Entries shown –
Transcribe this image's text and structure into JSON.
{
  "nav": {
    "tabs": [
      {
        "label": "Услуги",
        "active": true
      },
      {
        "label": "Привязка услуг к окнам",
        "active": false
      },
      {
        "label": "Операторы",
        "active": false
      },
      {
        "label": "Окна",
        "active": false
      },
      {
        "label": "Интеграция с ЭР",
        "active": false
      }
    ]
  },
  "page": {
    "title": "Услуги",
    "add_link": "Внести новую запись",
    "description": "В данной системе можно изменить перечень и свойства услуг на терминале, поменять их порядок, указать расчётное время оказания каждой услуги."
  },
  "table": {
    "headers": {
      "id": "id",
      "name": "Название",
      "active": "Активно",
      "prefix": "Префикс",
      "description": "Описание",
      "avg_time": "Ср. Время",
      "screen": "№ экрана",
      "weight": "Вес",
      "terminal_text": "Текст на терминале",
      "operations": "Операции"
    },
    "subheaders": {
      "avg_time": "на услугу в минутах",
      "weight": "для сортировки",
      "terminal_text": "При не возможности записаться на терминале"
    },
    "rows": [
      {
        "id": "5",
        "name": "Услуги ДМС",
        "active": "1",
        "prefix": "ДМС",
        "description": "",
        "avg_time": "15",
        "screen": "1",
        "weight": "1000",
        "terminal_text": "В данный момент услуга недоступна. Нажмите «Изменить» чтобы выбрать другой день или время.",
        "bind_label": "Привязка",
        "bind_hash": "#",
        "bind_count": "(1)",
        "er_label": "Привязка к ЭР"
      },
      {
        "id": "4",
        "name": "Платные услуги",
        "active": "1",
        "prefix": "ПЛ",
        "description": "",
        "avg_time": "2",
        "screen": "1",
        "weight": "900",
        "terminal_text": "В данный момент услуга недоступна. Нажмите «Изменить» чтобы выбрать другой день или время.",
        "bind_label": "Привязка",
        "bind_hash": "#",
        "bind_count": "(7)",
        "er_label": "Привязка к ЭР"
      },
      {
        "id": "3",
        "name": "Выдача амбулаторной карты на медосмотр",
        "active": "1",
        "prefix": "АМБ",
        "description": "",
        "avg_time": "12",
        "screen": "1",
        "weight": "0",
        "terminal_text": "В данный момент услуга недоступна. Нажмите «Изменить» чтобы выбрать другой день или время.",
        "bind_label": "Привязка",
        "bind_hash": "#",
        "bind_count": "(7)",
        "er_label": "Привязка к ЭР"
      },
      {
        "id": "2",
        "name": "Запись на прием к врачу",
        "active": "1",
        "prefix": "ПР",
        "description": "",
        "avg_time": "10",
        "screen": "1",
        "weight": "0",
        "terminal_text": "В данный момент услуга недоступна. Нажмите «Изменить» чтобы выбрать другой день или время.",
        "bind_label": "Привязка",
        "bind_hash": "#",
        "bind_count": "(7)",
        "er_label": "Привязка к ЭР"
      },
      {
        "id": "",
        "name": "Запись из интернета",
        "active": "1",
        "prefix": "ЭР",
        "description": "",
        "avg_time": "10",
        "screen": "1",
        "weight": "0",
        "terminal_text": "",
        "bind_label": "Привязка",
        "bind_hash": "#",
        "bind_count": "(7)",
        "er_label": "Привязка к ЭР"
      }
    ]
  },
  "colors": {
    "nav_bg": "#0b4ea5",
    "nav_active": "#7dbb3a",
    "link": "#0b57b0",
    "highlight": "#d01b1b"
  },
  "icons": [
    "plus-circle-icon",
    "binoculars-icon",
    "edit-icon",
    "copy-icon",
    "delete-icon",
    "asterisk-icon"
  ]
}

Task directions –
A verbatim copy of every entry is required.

Your solution –
Transcribe this image's text and structure into JSON.
{
  "nav": {
    "tabs": [
      {
        "label": "Услуги",
        "active": true
      },
      {
        "label": "Привязка услуг к окнам",
        "active": false
      },
      {
        "label": "Операторы",
        "active": false
      },
      {
        "label": "Окна",
        "active": false
      },
      {
        "label": "Интеграция с ЭР",
        "active": false
      }
    ]
  },
  "page": {
    "title": "Услуги",
    "add_link": "Внести новую запись",
    "description": "В данной системе можно изменить перечень и свойства услуг на терминале, поменять их порядок, указать расчётное время оказания каждой услуги."
  },
  "table": {
    "headers": {
      "id": "id",
      "name": "Название",
      "active": "Активно",
      "prefix": "Префикс",
      "description": "Описание",
      "avg_time": "Ср. Время",
      "screen": "№ экрана",
      "weight": "Вес",
      "terminal_text": "Текст на терминале",
      "operations": "Операции"
    },
    "subheaders": {
      "avg_time": "на услугу в минутах",
      "weight": "для сортировки",
      "terminal_text": "При не возможности записаться на терминале"
    },
    "rows": [
      {
        "id": "5",
        "name": "Услуги ДМС",
        "active": "1",
        "prefix": "ДМС",
        "description": "",
        "avg_time": "15",
        "screen": "1",
        "weight": "1000",
        "terminal_text": "В данный момент услуга недоступна. Нажмите «Изменить» чтобы выбрать другой день или время.",
        "bind_label": "Привязка",
        "bind_hash": "#",
        "bind_count": "(1)",
        "er_label": "Привязка к ЭР"
      },
      {
        "id": "4",
        "name": "Платные услуги",
        "active": "1",
        "prefix": "ПЛ",
        "description": "",
        "avg_time": "2",
        "screen": "1",
        "weight": "900",
        "terminal_text": "В данный момент услуга недоступна. Нажмите «Изменить» чтобы выбрать другой день или время.",
        "bind_label": "Привязка",
        "bind_hash": "#",
        "bind_count": "(7)",
        "er_label": "Привязка к ЭР"
      },
      {
        "id": "3",
        "name": "Выдача амбулаторной карты на медосмотр",
        "active": "1",
        "prefix": "АМБ",
        "description": "",
        "avg_time": "12",
        "screen": "1",
        "weight": "0",
        "terminal_text": "В данный момент услуга недоступна. Нажмите «Изменить» чтобы выбрать другой день или время.",
        "bind_label": "Привязка",
        "bind_hash": "#",
        "bind_count": "(7)",
        "er_label": "Привязка к ЭР"
      },
      {
        "id": "2",
        "name": "Запись на прием к врачу",
        "active": "1",
        "prefix": "ПР",
        "description": "",
        "avg_time": "10",
        "screen": "1",
        "weight": "0",
        "terminal_text": "В данный момент услуга недоступна. Нажмите «Изменить» чтобы выбрать другой день или время.",
        "bind_label": "Привязка",
        "bind_hash": "#",
        "bind_count": "(7)",
        "er_label": "Привязка к ЭР"
      },
      {
        "id": "",
        "name": "Запись из интернета",
        "active": "1",
        "prefix": "ЭР",
        "description": "",
        "avg_time": "10",
        "screen": "1",
        "weight": "0",
        "terminal_text": "",
        "bind_label": "Привязка",
        "bind_hash": "#",
        "bind_count": "(7)",
        "er_label": "Привязка к ЭР"
      }
    ]
  },
  "colors": {
    "nav_bg": "#0b4ea5",
    "nav_active": "#7dbb3a",
    "link": "#0b57b0",
    "highlight": "#d01b1b"
  },
  "icons": [
    "plus-circle-icon",
    "binoculars-icon",
    "edit-icon",
    "copy-icon",
    "delete-icon",
    "asterisk-icon"
  ]
}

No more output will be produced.